There is the belief that to practice yoga, and to truly be considered a Yogi, one must avoid eating meat or any food that is related to animals. Some follow this path wholeheartedly, while some dabble in and out and others disagree entirely with this lifestyle choice.
Selecting what we put into our bodies is a difficult choice to make. We are constantly influenced by what we hear and read about food and others’ opinion about our food choices, such that it can be tempting to want to give up altogether.
Knowing what to eat based on how your body reacts and feels from the food you consume is a great step in knowing what you want to intake.

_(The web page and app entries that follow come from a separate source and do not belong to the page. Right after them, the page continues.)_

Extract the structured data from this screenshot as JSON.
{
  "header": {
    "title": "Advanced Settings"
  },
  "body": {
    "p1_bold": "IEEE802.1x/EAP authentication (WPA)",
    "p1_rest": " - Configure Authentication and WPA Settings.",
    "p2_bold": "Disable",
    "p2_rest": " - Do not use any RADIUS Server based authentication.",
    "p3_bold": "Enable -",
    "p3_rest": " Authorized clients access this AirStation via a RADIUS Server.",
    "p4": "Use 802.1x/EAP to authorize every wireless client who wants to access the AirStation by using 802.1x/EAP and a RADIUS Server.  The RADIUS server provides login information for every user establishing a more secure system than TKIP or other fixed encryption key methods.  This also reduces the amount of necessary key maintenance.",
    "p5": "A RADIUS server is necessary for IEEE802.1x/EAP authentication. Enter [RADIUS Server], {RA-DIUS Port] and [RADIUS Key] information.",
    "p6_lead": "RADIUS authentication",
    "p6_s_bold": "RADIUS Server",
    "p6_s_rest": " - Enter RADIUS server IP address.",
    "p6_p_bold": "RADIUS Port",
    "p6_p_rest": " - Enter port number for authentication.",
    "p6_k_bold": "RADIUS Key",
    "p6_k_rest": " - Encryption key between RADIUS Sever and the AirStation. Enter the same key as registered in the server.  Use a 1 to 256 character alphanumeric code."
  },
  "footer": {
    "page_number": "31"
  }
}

Applying Ahimsa to this concept, what essentially can be interpreted as non-harming, is a helpful belief to add to your way of thinking and is best viewed at not harming yourself above all else.
How To Practice Ahimsa With Your Diet?
Very often, people view food as a form of punishment or even a reward; by using Ahimsa in how you think about food, you will come to recognize it is not about either of those things, rather it recognizes your body’s need for regular and healthy fuel throughout the day.
Whether you choose to view this practice as avoiding meat, dairy, gluten, or other types of food, it is completely up to you. Furthermore, it should not be determined by what others think or try to tell you regarding your eating habits. Practicing Ahimsa is taking a mindful approach to your meals, allowing yourself time to eat and enjoy the foods you choose to consume.
How Food Affects Our Body Image And Mind?
Take the time to recognize the physical, mental and emotional relationships you have with food and what effect it has on your body. Food has a way of impacting much of how we feel: anemia, calcium deficiency, food anxiety, and body dysmorphia, to name a few. Ahimsa teaches us to be compassionate towards our body and knowing how to care for it with the use of food properly.
What Ahimsa Teaches Us
One of the most important factors brought about by following the path of Ahimsa is teaching us to listen to our bodies rather than being swayed by fads, diet, cleanses and whatever society says we ought to be doing. It teaches us to focus on positive body image which is something that yoga advocates for. To add, it also encourages us to focus less on maintaining an impossible ideal of what others conceive to be perfect.
If Ahimsa is the belief of not causing harm, we must first start with ourselves before we even begin to consider who or what we may harm with the food choices we make. Figuring out how to follow the path of Ahimsa is the first step to giving ourselves relief from the mental and physical harm we often put on ourselves through the food choices we make.
The next time you reach for food, think about the nourishment it will provide your body and don’t harm yourself with negative thoughts if you don’t always make the best choice. It is another path in life that takes time to master, and we are all students along the way.